Democratic senators led by Chris Van Hollen, of Maryland, offered laws final week that could possibly cost the sizable oil corporations up to 5 hundred billion bucks in climate damages. “It’s according to a straightforward nonetheless great belief that polluters could possibly calm pay to aid natty up the mess they precipitated, and that those who polluted the most could possibly calm pay the most,” Van Hollen acknowledged.
A without a doubt depressing contemporary computer mannequin means that wooded subject fires in California will expand dramatically this decade. And then they will decline, on myth of there gained’t be grand left to burn.
As Maine, Fresh York, and other jurisdictions originate divesting their pension plans from fossil fuels, activists are an increasing number of asking why the Biden Administration doesn’t push to develop the identical with the federal Thrift Financial savings Concept, which affords retirement accounts for federal workers. The President has the vitality to appoint all the members of the board overseeing the retirement fund.
Daniel Okay. Gardner, a co-organizer of the China Environmental Crew, at Princeton College’s Excessive Meadows Environmental Institute, has an myth of most standard will increase in China’s spend of coal. “The protests in Hong Kong, the trade battle with the U.S. and the COVID-19 pandemic personal shifted Chinese policymakers’ heart of attention faraway from environmental reform,” he writes in the Los Angeles Times. “So, too, has the slowdown in dispute in China’s inferior domestic product and the rise in unemployment. The authorities has been more in stimulating customary, vitality-intensive industries corresponding to steel, iron and cement.” Gardner proposes a face-to-face summit between Biden and President Xi Jinping.
With electric autos parked on the South Lawn of the White Residence, the President final week launched a dedication from the auto industry to be promoting as many electric autos as gas-powered autos by 2030. Some environmentalists expressed doubts, on the other hand: the Union of Appealing Scientists acknowledged that loopholes in the belief invent it barely stronger than Obama-period mileage standards.
Honor the Earth, one amongst the Indigenous-led teams fighting the Line 3 tar-sands pipeline, in Minnesota, is planning an originate-air live efficiency in Duluth subsequent week, featuring, among others, Bon Iver, in its first are residing appearance of the pandemic period.

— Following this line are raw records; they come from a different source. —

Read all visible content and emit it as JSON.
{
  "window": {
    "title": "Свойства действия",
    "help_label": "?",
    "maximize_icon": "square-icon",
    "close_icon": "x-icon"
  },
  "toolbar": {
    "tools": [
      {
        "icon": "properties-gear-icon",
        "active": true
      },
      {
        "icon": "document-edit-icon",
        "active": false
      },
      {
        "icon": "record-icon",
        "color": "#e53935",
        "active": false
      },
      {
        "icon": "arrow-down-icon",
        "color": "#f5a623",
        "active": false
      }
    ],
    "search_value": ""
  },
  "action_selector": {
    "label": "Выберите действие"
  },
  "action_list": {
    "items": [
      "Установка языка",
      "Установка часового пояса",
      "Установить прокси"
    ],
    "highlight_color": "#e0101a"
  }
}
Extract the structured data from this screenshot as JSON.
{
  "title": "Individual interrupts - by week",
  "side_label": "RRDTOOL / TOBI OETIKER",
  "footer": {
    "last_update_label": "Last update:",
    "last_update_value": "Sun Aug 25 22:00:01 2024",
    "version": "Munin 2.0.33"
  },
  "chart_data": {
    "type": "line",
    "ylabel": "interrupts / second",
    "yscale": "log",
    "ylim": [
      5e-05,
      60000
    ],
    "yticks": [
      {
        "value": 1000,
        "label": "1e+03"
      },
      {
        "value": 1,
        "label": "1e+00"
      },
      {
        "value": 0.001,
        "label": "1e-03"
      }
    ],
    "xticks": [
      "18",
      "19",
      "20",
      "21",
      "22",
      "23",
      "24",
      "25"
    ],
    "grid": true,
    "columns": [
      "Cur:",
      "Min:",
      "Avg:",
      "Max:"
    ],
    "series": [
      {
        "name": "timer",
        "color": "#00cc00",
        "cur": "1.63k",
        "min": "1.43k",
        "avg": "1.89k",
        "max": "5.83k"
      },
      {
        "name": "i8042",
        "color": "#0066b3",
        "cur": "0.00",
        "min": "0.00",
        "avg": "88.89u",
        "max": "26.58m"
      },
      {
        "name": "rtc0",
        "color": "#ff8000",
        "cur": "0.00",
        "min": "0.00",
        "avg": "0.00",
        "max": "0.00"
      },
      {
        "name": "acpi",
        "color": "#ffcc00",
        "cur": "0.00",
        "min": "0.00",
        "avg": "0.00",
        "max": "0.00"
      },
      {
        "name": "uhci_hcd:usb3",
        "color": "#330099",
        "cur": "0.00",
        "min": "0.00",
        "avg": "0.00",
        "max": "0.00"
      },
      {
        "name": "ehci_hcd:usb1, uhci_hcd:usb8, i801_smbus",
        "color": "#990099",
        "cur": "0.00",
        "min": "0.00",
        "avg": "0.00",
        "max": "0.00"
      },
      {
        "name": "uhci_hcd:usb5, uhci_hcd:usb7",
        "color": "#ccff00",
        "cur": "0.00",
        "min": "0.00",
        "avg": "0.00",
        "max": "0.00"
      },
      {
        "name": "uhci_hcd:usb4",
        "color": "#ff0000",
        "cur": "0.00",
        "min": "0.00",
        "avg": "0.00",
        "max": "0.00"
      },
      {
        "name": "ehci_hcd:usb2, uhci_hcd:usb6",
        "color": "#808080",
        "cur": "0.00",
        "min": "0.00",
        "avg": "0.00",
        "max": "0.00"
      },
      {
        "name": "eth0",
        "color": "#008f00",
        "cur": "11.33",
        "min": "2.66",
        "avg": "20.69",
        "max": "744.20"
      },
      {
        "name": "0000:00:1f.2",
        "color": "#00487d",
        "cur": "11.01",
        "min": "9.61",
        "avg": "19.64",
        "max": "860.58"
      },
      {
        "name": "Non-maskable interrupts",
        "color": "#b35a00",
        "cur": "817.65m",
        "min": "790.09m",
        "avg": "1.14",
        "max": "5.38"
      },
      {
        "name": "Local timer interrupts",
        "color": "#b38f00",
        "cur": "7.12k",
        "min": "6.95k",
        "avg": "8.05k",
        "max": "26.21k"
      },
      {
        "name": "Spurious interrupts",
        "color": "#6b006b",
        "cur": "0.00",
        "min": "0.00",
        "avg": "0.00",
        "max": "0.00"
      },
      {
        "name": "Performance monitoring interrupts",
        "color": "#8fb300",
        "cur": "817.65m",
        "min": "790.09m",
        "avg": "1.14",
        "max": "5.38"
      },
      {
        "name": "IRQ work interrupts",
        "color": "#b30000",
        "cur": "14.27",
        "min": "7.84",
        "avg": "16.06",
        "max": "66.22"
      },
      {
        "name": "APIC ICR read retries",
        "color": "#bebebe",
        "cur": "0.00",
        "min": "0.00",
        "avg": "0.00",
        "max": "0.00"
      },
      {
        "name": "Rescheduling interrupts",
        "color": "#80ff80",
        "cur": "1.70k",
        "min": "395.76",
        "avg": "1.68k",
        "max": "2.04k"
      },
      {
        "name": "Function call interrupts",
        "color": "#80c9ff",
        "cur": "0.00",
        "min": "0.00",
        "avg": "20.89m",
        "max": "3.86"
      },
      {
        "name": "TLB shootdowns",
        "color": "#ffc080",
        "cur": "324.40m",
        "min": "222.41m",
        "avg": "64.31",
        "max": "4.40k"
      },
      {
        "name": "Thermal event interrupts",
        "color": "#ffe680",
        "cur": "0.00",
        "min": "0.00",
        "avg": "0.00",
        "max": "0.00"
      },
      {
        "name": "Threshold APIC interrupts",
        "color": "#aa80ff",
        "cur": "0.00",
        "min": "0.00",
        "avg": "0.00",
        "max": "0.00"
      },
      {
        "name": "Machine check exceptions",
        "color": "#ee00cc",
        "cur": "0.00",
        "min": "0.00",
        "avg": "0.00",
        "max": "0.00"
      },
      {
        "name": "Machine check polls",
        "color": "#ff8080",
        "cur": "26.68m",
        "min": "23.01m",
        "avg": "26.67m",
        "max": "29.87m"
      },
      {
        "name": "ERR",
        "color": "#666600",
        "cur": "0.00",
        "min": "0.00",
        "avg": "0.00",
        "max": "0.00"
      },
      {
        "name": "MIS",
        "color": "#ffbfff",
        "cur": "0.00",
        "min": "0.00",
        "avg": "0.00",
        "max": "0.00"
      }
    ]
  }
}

Police are increasing an increasing number of heavy-handed with nonviolent protesters along the better Mississippi, where pipeline construction is under way: one amongst them, Tara Houska, confirmed welts on her arms left by rubber bullets. And activists are increasing an increasing number of offended: right here’s the Honor the Earth founder, Winona LaDuke, in the Times, accusing the Biden Administration of betraying Native Individuals.